There was one gate. It was open during the day. It was closed at night. People came and went during the light, their business taking them elsewhere. But when dark came, it was shut. People could rest. There was peace.
The older ones, when listened to, told stories of the wall. There were many stories. True ones. Marauders in the night rebuffed. Hungry wolves howling for prey held at bay. Valiant men on the wall, fending off invaders.
“The stuff of legend,” some of the young and learned said. “Embellished stories,” said others. The city annals recorded the events. They were easily confirmed. But few took the time to do so. It is easy to have an opinion. There is nothing required. Just open your mouth. Investigation and confirmation take work. Who wants to do that?
Then an idea was posed. It was bantered for a while among a few but soon among many. The idea, question really, gained traction. “Why have a wall?” they posed. It was restrictive they said. It kept people in. It kept people out. How limiting. How deterring. How off-putting. Besides, new ideas and new ways needed to be explored.
The wall had its day, but that day had passed read the editorials. And what was unthinkable a few years before became conceivable. The question of why do we have a wall gave way to, “When are we getting rid of it?” And then getting rid of it once acted upon, took little time. Picks and sledgehammers came out. The dismantling had a party feel. It was a source of village pride. Most everyone wanted to knock down some part of the wall. Giddiness abounded as people took their swings.
It was just a matter of time before the once-great wall was gone. There were some remnants here and there. There were places where mortar and stone remained. But a quick sidestep rectified that.

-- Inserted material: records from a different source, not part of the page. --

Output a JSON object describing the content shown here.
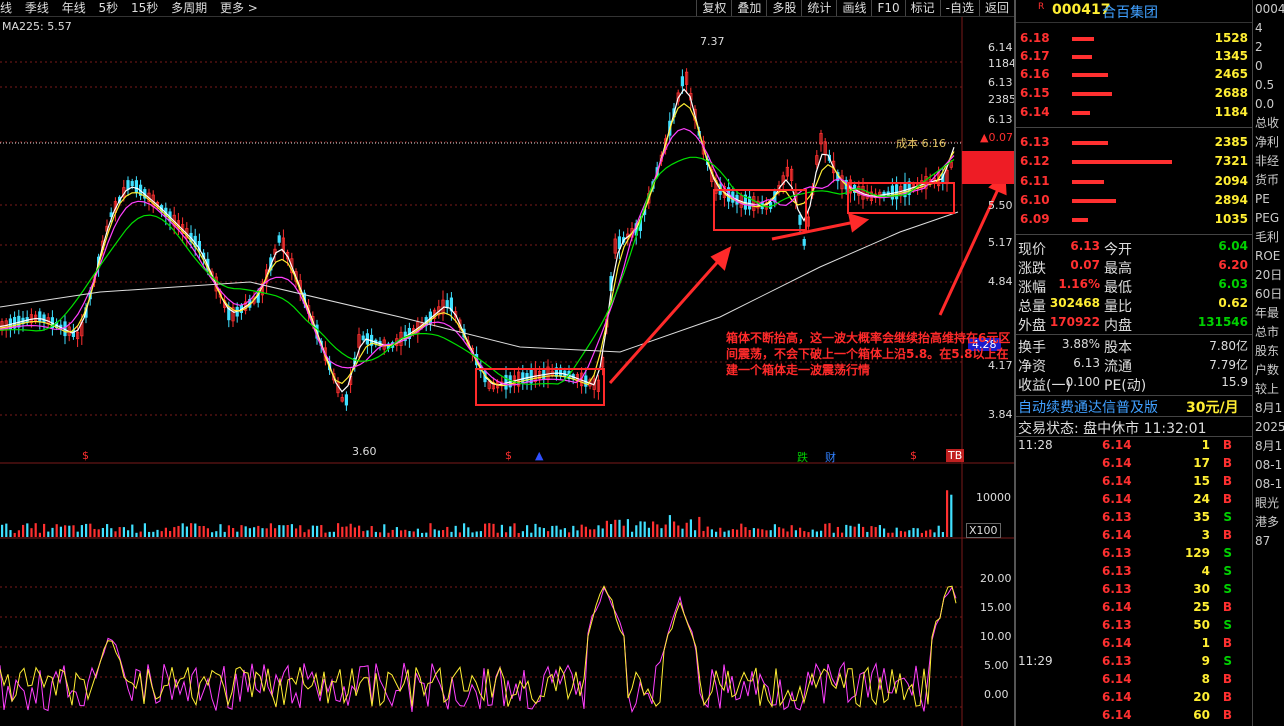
{
  "toolbar": {
    "left_items": [
      "线",
      "季线",
      "年线",
      "5秒",
      "15秒",
      "多周期",
      "更多 >"
    ],
    "right_items": [
      "复权",
      "叠加",
      "多股",
      "统计",
      "画线",
      "F10",
      "标记",
      "-自选",
      "返回"
    ]
  },
  "chart": {
    "ma_label": "MA225: 5.57",
    "price_axis": [
      "6.14",
      "1184",
      "6.13",
      "2385",
      "6.13",
      "▲0.07",
      "5.50",
      "5.17",
      "4.84",
      "4.28",
      "4.17",
      "3.84"
    ],
    "high_marker": "7.37",
    "low_marker": "3.60",
    "cost_label": "成本 6.16",
    "event_badges": [
      "$",
      "$",
      "▲",
      "跌",
      "财",
      "$",
      "TB"
    ],
    "volume_axis": [
      "10000",
      "X100"
    ],
    "osc_axis": [
      "20.00",
      "15.00",
      "10.00",
      "5.00",
      "0.00"
    ],
    "annotation": "箱体不断抬高，这一波大概率会继续抬高维持在6元区间震荡，不会下破上一个箱体上沿5.8。在5.8以上在建一个箱体走一波震荡行情"
  },
  "quote": {
    "badge": "R",
    "code": "000417",
    "name": "合百集团",
    "asks": [
      {
        "price": "6.18",
        "vol": "1528",
        "bar": 0.22
      },
      {
        "price": "6.17",
        "vol": "1345",
        "bar": 0.2
      },
      {
        "price": "6.16",
        "vol": "2465",
        "bar": 0.38
      },
      {
        "price": "6.15",
        "vol": "2688",
        "bar": 0.42
      },
      {
        "price": "6.14",
        "vol": "1184",
        "bar": 0.18
      }
    ],
    "bids": [
      {
        "price": "6.13",
        "vol": "2385",
        "bar": 0.37
      },
      {
        "price": "6.12",
        "vol": "7321",
        "bar": 1.0
      },
      {
        "price": "6.11",
        "vol": "2094",
        "bar": 0.32
      },
      {
        "price": "6.10",
        "vol": "2894",
        "bar": 0.44
      },
      {
        "price": "6.09",
        "vol": "1035",
        "bar": 0.16
      }
    ],
    "stats": [
      {
        "l1": "现价",
        "v1": "6.13",
        "l2": "今开",
        "v2": "6.04",
        "c1": "red",
        "c2": "green"
      },
      {
        "l1": "涨跌",
        "v1": "0.07",
        "l2": "最高",
        "v2": "6.20",
        "c1": "red",
        "c2": "red"
      },
      {
        "l1": "涨幅",
        "v1": "1.16%",
        "l2": "最低",
        "v2": "6.03",
        "c1": "red",
        "c2": "green"
      },
      {
        "l1": "总量",
        "v1": "302468",
        "l2": "量比",
        "v2": "0.62",
        "c1": "yellow",
        "c2": "yellow"
      },
      {
        "l1": "外盘",
        "v1": "170922",
        "l2": "内盘",
        "v2": "131546",
        "c1": "red",
        "c2": "green"
      }
    ],
    "stats2": [
      {
        "l1": "换手",
        "v1": "3.88%",
        "l2": "股本",
        "v2": "7.80亿"
      },
      {
        "l1": "净资",
        "v1": "6.13",
        "l2": "流通",
        "v2": "7.79亿"
      },
      {
        "l1": "收益(一)",
        "v1": "0.100",
        "l2": "PE(动)",
        "v2": "15.9"
      }
    ],
    "promo_text": "自动续费通达信普及版",
    "promo_price": "30元/月",
    "trade_status": "交易状态: 盘中休市 11:32:01",
    "trades": [
      {
        "time": "11:28",
        "price": "6.14",
        "vol": "1",
        "side": "B"
      },
      {
        "time": "",
        "price": "6.14",
        "vol": "17",
        "side": "B"
      },
      {
        "time": "",
        "price": "6.14",
        "vol": "15",
        "side": "B"
      },
      {
        "time": "",
        "price": "6.14",
        "vol": "24",
        "side": "B"
      },
      {
        "time": "",
        "price": "6.13",
        "vol": "35",
        "side": "S"
      },
      {
        "time": "",
        "price": "6.14",
        "vol": "3",
        "side": "B"
      },
      {
        "time": "",
        "price": "6.13",
        "vol": "129",
        "side": "S"
      },
      {
        "time": "",
        "price": "6.13",
        "vol": "4",
        "side": "S"
      },
      {
        "time": "",
        "price": "6.13",
        "vol": "30",
        "side": "S"
      },
      {
        "time": "",
        "price": "6.14",
        "vol": "25",
        "side": "B"
      },
      {
        "time": "",
        "price": "6.13",
        "vol": "50",
        "side": "S"
      },
      {
        "time": "",
        "price": "6.14",
        "vol": "1",
        "side": "B"
      },
      {
        "time": "11:29",
        "price": "6.13",
        "vol": "9",
        "side": "S"
      },
      {
        "time": "",
        "price": "6.14",
        "vol": "8",
        "side": "B"
      },
      {
        "time": "",
        "price": "6.14",
        "vol": "20",
        "side": "B"
      },
      {
        "time": "",
        "price": "6.14",
        "vol": "60",
        "side": "B"
      }
    ]
  },
  "far_panel": [
    "0004",
    "4",
    "2",
    "0",
    "0.5",
    "0.0",
    "总收",
    "净利",
    "非经",
    "货币",
    "PE",
    "PEG",
    "毛利",
    "ROE",
    "20日",
    "60日",
    "年最",
    "总市",
    "股东",
    "户数",
    "较上",
    "8月1",
    "2025",
    "8月1",
    "08-1",
    "08-1",
    "眼光",
    "港多",
    "87"
  ]
}
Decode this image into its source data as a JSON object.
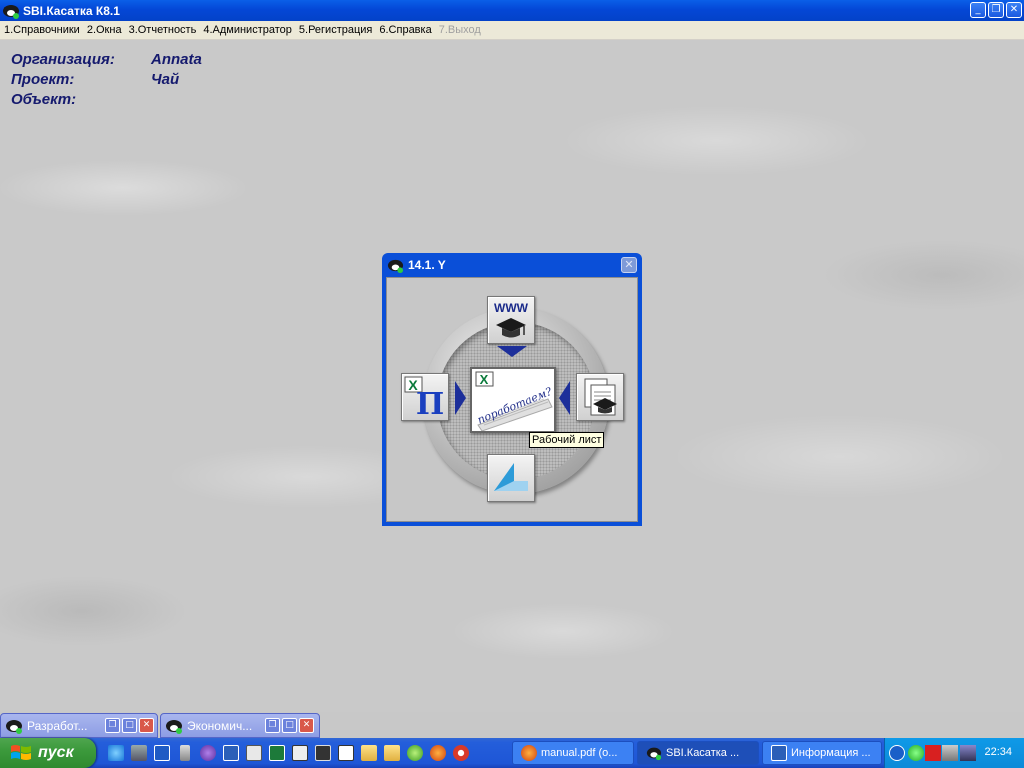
{
  "window": {
    "title": "SBI.Касатка К8.1",
    "controls": [
      "minimize",
      "restore",
      "close"
    ]
  },
  "menu": [
    {
      "label": "1.Справочники",
      "enabled": true
    },
    {
      "label": "2.Окна",
      "enabled": true
    },
    {
      "label": "3.Отчетность",
      "enabled": true
    },
    {
      "label": "4.Администратор",
      "enabled": true
    },
    {
      "label": "5.Регистрация",
      "enabled": true
    },
    {
      "label": "6.Справка",
      "enabled": true
    },
    {
      "label": "7.Выход",
      "enabled": false
    }
  ],
  "info": {
    "org_label": "Организация:",
    "org_value": "Annata",
    "project_label": "Проект:",
    "project_value": "Чай",
    "object_label": "Объект:",
    "object_value": ""
  },
  "dialog": {
    "title": "14.1. Y",
    "top_button_text": "WWW",
    "left_button_text": "П",
    "center_button_text": "поработаем?",
    "tooltip": "Рабочий лист",
    "icons": {
      "top": "www-graduation-cap-icon",
      "left": "excel-pi-icon",
      "right": "documents-graduation-cap-icon",
      "bottom": "blue-corner-icon",
      "center": "worksheet-icon"
    }
  },
  "minimized_windows": [
    {
      "title": "Разработ..."
    },
    {
      "title": "Экономич..."
    }
  ],
  "taskbar": {
    "start_label": "пуск",
    "tasks": [
      {
        "label": "manual.pdf (о...",
        "icon": "firefox-icon",
        "active": false
      },
      {
        "label": "SBI.Касатка ...",
        "icon": "app-icon",
        "active": true
      },
      {
        "label": "Информация ...",
        "icon": "word-icon",
        "active": false
      }
    ],
    "clock": "22:34"
  },
  "colors": {
    "title_blue": "#0447d6",
    "info_text": "#151a6e",
    "taskbar_blue": "#245edb",
    "start_green": "#3c9a3c"
  }
}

Soon, the village sprawled. People came and went during the light just as they did before. The difference was mostly what went on after dark. Marauders, wolves, and invaders, once rebuffed by the wall, came freely. There were screams in the night. How could there not be? They, however, were mostly drowned out by the party in the street.
The old wall was gone. There was no more restraint. “Each man does what is right in his own eyes,” mumbled an old townsman to himself, remembering the goodness of the former days.
Some wondered if the wall would be rebuilt someday. Maybe. But would there be a village left when they did?
Pastor Rich Hamlin
June 3, 2021